The big political news recently in Taiwan has been how the nomination for prosecutor-general of Hsieh Wen-ding (謝文定) has been blocked by the pan-Blue legislature. Why is the position of prosecutor-general important? Well, here’s one explanation:
Analysts said the role of the top public prosecutor-general has become especially important as the nation’s Control Yuan, the highest watchdog agency empowered to crack down on malfeasance by government officials and agencies, have been in limbo for more than one year.
This paragraph sums up the paralysis gripping Taiwan’s political landscape perfectly. Corruption is a major problem in Taiwan – and yet a whole branch of government (the Control Yuan) responsible for investigating corruption in government has been virtually shut down by the opposition for a year. Of course, the Control Yuan has been a pretty ineffective organisation for decades – but then the opposition also promises to block any constitutional reform to improve that situation. As a result the prosecutor-general becomes a more high-profile and politically significant postion … which results in the opposition blocking the nomination for it.

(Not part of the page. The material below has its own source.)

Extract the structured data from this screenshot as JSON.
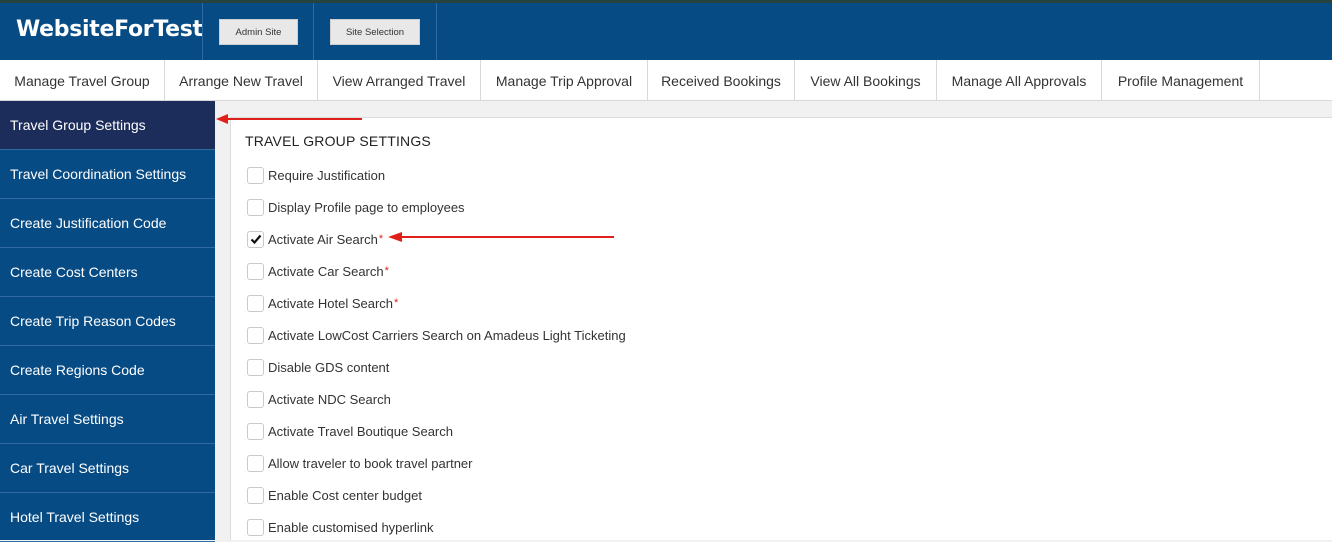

Of course, maybe the legislature had valid reasons for blocking the nomination. Here’s what Pan Wei-kang, a KMT whip, had to say about the nomination in the two China Post articles i’ve linked to above:
[6th April] Pan agreed that Hsieh’s qualifications are good, but added that whether he can resist partisan or political pressure remains to be seen.

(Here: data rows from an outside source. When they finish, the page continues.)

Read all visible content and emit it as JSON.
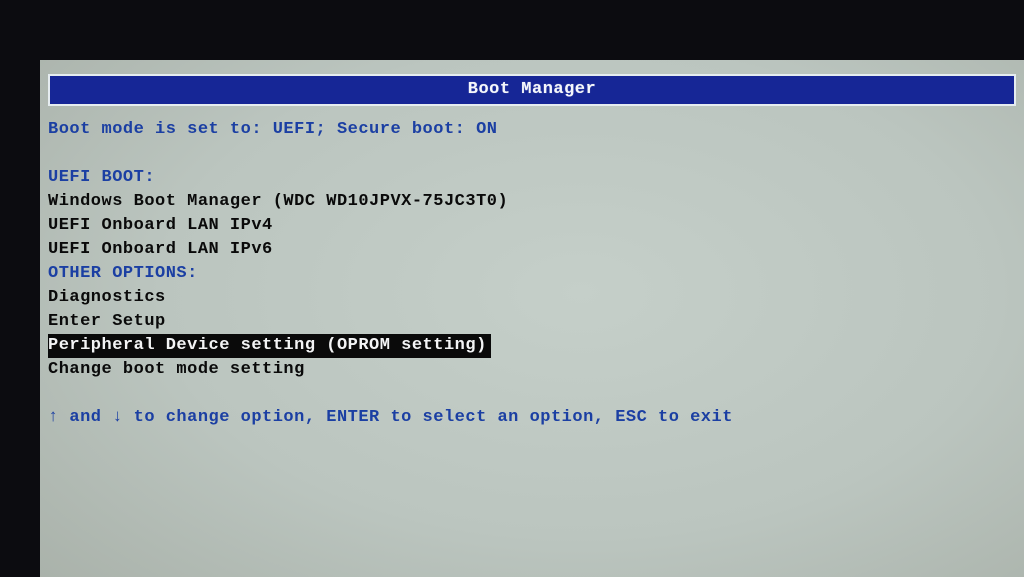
{
  "title": "Boot Manager",
  "status_line": "Boot mode is set to: UEFI; Secure boot: ON",
  "uefi_boot": {
    "heading": "UEFI BOOT:",
    "items": [
      "Windows Boot Manager (WDC WD10JPVX-75JC3T0)",
      "UEFI Onboard LAN IPv4",
      "UEFI Onboard LAN IPv6"
    ]
  },
  "other_options": {
    "heading": "OTHER OPTIONS:",
    "items": [
      "Diagnostics",
      "Enter Setup",
      "Peripheral Device setting (OPROM setting)",
      "Change boot mode setting"
    ],
    "selected_index": 2
  },
  "instructions": "↑ and ↓ to change option, ENTER to select an option, ESC to exit"
}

[12th April] Pan Wei-kang, a Kuomintang caucus whip, said the opposition party would consider supporting Hsieh, if he were named again and promised to investigate important cases, including the mystery-shrouded shooting on the eve of the presidential election of 2004.
So, what the KMT want is someone who can resist political pressure, while giving in to KMT demands. Hmm …